Look for "name" in every line of the listing. Copy the lines that have it.

## DATA PROVIDED
--

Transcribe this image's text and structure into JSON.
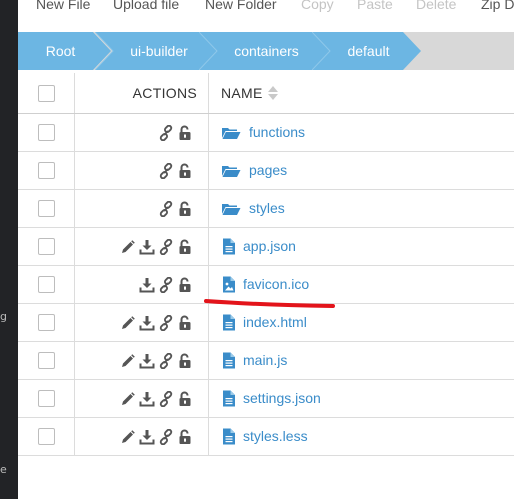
{
  "toolbar": {
    "new_file": "New File",
    "upload_file": "Upload file",
    "new_folder": "New Folder",
    "copy": "Copy",
    "paste": "Paste",
    "delete": "Delete",
    "zip": "Zip D"
  },
  "breadcrumb": {
    "items": [
      "Root",
      "ui-builder",
      "containers",
      "default"
    ]
  },
  "table": {
    "header": {
      "actions": "ACTIONS",
      "name": "NAME"
    },
    "rows": [
      {
        "name": "functions",
        "type": "folder"
      },
      {
        "name": "pages",
        "type": "folder"
      },
      {
        "name": "styles",
        "type": "folder"
      },
      {
        "name": "app.json",
        "type": "file"
      },
      {
        "name": "favicon.ico",
        "type": "image"
      },
      {
        "name": "index.html",
        "type": "file"
      },
      {
        "name": "main.js",
        "type": "file"
      },
      {
        "name": "settings.json",
        "type": "file"
      },
      {
        "name": "styles.less",
        "type": "file"
      }
    ]
  },
  "left_rail": {
    "glyph_top": "g",
    "glyph_bottom": "e"
  },
  "colors": {
    "breadcrumb_blue": "#6cb6e3",
    "link_blue": "#3a8cc9",
    "annotation_red": "#e3141b",
    "icon_gray": "#555555"
  }
}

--

## RESULT FOR THIS TASK
      "name": "NAME"
        "name": "functions",
        "name": "pages",
        "name": "styles",
        "name": "app.json",
        "name": "favicon.ico",
        "name": "index.html",
        "name": "main.js",
        "name": "settings.json",
        "name": "styles.less",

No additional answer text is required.